_ABOUT THIS TASK_. Below are the records; work out how many lines among them contain "Language", and write nothing besides that number.

_INFORMATION PROVIDED_.
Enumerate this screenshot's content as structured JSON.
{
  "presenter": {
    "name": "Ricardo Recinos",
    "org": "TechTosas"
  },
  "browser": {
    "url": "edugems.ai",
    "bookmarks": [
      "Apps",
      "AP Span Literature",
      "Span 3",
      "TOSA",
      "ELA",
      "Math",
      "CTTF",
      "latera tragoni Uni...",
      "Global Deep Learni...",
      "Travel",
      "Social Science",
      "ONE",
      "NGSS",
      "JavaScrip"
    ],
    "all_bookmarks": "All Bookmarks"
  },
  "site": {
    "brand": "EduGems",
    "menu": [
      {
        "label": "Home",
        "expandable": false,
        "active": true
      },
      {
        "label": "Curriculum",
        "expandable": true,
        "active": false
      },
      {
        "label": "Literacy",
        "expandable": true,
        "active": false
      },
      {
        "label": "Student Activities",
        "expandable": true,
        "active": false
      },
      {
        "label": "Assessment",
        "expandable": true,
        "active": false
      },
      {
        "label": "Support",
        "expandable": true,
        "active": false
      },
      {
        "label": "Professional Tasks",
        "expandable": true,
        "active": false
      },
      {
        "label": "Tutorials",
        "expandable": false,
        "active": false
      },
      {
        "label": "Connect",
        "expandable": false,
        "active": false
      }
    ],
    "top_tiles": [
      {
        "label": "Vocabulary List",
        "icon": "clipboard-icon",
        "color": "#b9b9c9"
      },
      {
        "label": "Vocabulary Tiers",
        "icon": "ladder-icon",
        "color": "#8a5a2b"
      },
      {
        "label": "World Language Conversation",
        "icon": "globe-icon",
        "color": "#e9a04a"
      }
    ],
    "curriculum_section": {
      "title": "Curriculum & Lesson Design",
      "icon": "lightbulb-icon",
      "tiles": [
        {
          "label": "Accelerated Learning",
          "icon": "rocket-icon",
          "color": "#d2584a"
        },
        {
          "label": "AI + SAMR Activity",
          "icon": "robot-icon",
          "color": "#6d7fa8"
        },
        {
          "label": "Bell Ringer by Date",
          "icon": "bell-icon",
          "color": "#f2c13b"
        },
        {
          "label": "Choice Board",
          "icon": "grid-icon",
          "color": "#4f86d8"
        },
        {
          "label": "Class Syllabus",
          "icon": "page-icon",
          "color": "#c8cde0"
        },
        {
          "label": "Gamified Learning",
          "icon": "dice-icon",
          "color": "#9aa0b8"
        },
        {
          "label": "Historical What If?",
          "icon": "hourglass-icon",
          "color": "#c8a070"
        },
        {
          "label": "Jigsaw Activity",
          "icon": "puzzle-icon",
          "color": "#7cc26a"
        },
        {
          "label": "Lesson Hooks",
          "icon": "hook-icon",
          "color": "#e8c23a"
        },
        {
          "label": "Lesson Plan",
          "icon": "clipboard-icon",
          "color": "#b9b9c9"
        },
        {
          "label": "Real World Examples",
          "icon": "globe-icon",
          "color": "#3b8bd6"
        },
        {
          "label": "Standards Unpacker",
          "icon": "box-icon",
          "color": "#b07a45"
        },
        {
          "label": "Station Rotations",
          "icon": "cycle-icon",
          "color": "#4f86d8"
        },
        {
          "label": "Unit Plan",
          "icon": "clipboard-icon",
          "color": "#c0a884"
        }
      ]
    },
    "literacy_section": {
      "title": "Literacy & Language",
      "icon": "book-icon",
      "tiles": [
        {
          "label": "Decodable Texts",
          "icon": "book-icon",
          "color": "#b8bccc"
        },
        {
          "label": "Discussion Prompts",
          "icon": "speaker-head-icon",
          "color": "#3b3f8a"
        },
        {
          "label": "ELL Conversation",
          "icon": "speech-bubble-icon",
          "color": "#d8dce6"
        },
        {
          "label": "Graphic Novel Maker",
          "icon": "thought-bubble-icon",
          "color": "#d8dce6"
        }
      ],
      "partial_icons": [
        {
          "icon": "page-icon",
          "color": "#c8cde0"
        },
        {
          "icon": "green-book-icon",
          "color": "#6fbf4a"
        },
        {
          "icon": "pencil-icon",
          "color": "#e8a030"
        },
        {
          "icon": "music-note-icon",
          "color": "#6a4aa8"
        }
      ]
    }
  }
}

_TASK RESULT_. 2